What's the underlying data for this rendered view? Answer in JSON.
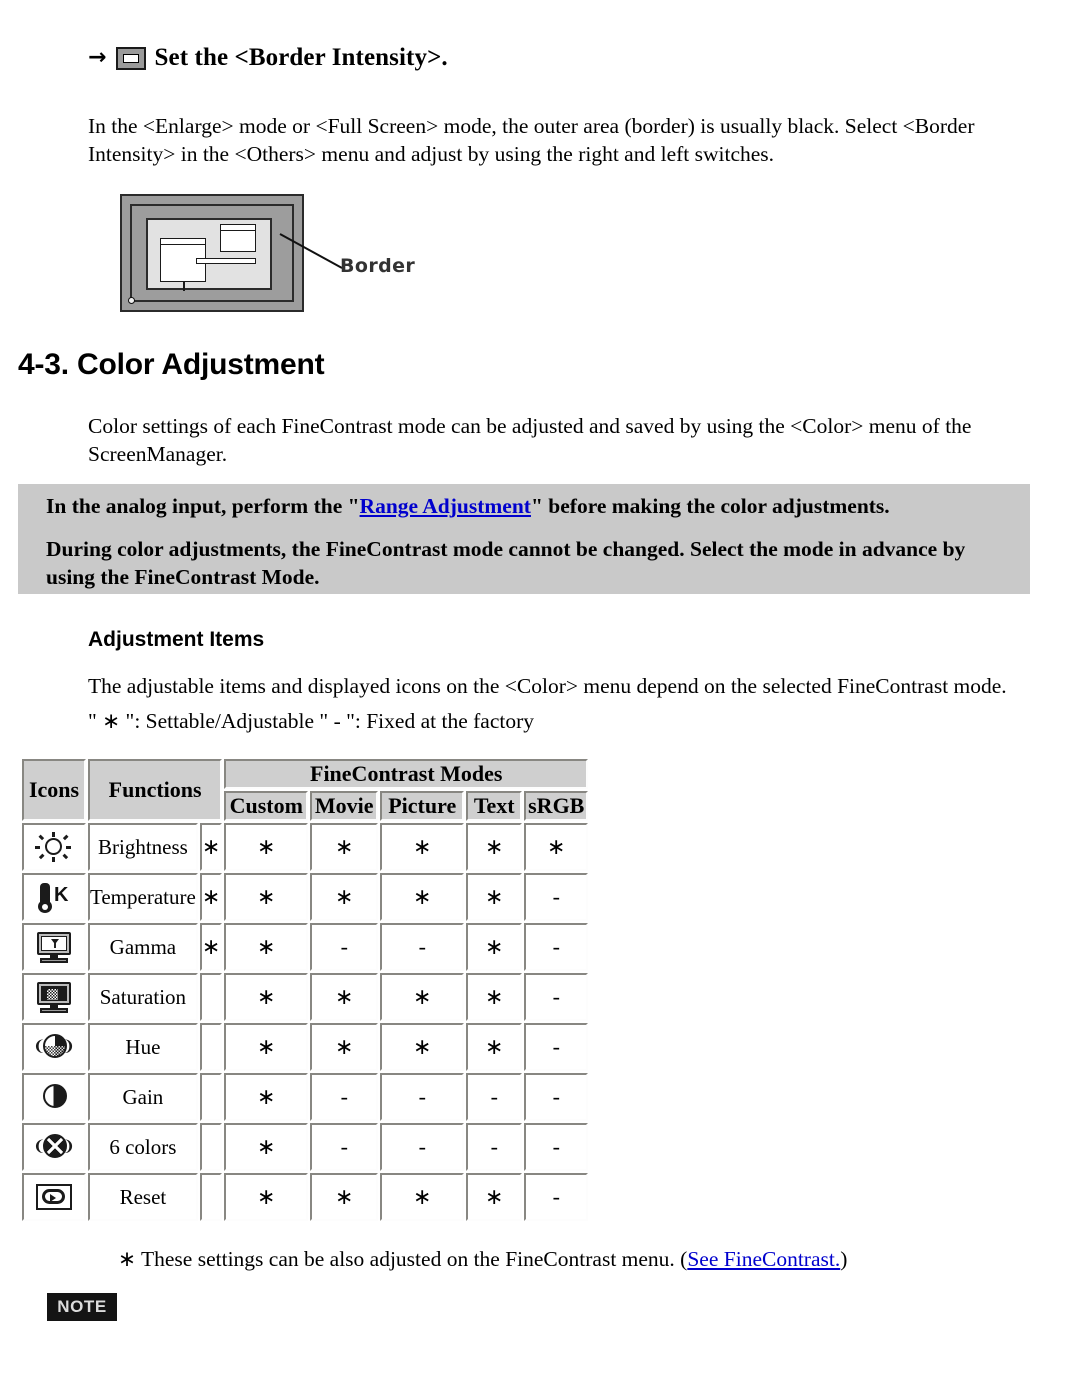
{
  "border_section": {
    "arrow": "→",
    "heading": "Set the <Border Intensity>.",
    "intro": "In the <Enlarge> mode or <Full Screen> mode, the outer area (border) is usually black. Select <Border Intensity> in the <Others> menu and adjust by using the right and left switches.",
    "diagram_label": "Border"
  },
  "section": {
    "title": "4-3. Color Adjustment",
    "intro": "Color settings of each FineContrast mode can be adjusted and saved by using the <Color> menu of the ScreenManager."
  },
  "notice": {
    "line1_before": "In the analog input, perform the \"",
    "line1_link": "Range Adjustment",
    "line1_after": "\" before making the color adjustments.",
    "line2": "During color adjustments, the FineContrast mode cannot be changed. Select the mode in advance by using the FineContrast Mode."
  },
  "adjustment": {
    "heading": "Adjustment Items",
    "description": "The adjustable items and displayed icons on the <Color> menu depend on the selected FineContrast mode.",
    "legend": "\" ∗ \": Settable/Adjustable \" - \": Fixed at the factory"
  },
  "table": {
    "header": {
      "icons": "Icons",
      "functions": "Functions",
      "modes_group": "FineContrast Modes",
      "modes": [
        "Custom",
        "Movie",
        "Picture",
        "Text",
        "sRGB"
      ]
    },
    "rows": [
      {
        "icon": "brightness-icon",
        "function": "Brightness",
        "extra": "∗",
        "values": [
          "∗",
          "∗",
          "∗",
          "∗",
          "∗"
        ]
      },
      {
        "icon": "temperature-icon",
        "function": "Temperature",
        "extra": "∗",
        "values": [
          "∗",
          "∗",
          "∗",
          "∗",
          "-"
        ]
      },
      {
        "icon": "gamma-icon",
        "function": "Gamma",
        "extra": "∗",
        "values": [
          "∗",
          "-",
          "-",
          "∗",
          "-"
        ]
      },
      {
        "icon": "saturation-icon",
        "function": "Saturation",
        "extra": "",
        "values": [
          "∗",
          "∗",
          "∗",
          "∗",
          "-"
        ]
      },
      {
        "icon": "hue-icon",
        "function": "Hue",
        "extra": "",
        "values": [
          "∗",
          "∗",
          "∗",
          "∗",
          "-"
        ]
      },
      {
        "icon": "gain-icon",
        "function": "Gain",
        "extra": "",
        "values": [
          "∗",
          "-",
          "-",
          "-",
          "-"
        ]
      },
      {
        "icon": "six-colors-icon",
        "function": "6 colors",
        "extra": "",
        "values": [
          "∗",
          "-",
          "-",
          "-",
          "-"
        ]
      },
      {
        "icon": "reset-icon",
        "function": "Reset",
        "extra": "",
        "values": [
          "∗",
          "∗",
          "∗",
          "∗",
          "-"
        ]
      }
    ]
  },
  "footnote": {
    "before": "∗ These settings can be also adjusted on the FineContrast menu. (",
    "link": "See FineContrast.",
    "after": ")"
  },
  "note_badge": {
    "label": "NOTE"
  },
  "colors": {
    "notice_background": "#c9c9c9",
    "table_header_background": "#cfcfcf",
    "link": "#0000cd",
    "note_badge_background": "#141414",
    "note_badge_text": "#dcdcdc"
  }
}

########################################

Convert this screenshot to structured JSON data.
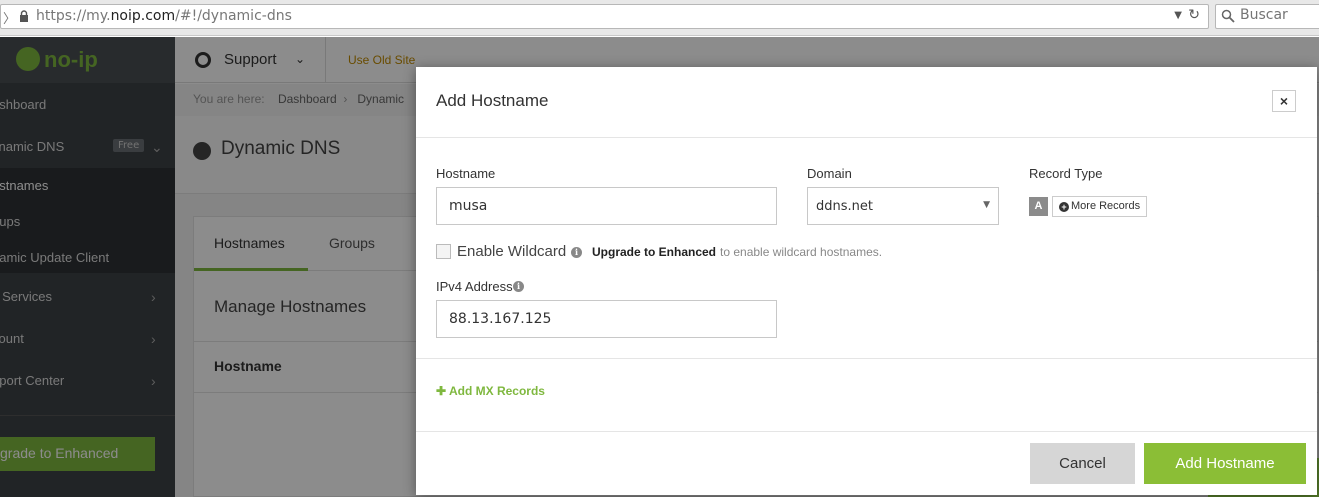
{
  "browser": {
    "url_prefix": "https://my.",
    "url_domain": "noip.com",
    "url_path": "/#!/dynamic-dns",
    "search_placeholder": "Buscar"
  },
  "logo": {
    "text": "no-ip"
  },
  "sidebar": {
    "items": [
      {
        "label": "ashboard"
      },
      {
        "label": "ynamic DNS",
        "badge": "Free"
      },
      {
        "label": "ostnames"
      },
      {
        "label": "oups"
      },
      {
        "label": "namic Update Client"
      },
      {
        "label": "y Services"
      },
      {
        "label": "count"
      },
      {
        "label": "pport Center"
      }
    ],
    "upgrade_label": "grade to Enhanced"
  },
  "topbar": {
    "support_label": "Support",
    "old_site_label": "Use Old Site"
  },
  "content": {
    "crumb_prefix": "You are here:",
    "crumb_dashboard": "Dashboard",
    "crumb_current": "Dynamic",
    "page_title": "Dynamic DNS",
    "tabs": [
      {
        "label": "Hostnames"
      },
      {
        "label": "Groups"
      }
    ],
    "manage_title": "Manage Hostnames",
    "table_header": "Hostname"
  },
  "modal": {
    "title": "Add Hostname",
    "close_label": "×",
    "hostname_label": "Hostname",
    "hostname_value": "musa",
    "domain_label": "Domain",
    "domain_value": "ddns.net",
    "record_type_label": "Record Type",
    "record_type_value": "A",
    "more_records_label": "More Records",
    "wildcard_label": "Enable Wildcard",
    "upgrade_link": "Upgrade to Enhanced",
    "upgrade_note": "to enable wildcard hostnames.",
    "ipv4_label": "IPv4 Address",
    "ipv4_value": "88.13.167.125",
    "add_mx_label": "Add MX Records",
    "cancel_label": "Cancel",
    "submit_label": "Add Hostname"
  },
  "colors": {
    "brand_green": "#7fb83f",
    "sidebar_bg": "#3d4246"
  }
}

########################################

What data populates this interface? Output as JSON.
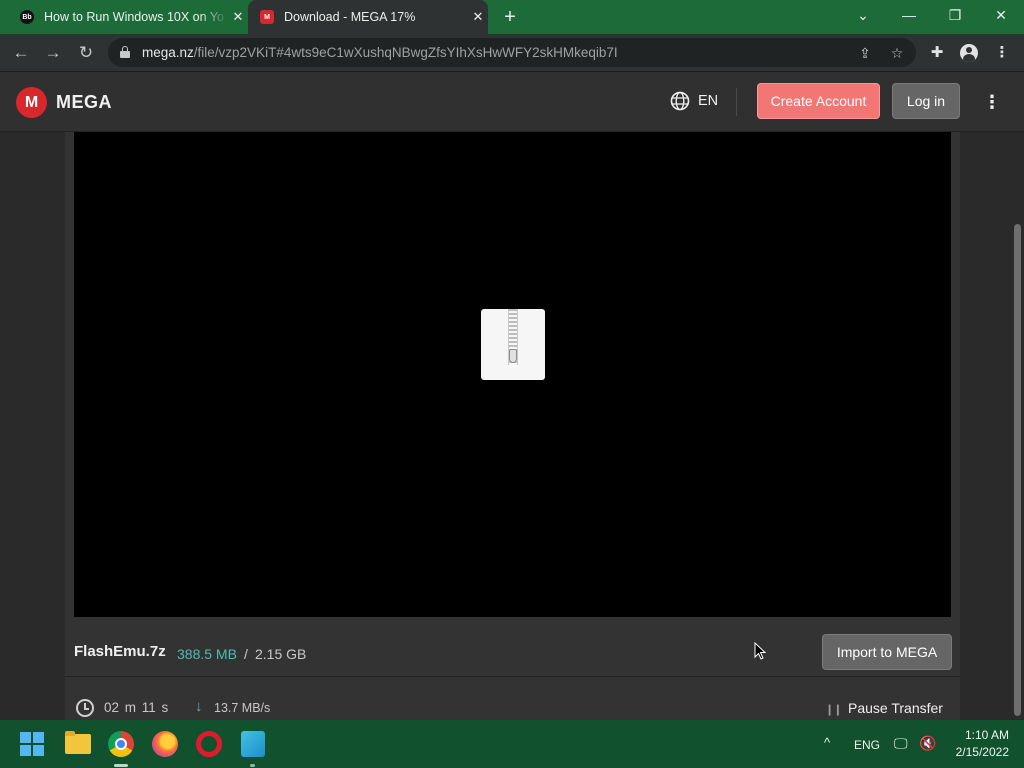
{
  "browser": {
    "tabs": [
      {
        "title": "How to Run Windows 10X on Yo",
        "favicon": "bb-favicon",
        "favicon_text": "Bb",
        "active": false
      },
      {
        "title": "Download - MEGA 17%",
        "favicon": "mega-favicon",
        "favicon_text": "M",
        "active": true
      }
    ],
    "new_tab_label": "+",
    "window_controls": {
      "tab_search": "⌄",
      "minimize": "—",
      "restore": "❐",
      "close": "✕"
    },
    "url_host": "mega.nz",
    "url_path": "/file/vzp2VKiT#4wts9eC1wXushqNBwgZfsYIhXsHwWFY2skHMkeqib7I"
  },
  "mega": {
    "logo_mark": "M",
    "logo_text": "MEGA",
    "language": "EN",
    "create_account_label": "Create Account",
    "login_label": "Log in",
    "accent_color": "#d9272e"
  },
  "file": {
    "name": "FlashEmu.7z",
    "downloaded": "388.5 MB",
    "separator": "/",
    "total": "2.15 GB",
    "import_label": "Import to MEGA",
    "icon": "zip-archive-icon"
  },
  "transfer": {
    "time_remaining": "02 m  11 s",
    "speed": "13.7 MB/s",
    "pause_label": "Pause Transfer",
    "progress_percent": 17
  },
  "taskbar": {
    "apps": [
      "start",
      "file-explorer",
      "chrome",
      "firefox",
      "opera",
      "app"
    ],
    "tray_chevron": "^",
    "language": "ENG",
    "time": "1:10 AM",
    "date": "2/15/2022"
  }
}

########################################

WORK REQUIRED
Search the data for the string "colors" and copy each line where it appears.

SOLUTION TO THE EXERCISE
        "icon": "six-colors-icon",
        "function": "6 colors",
  "colors": {
  "colors": {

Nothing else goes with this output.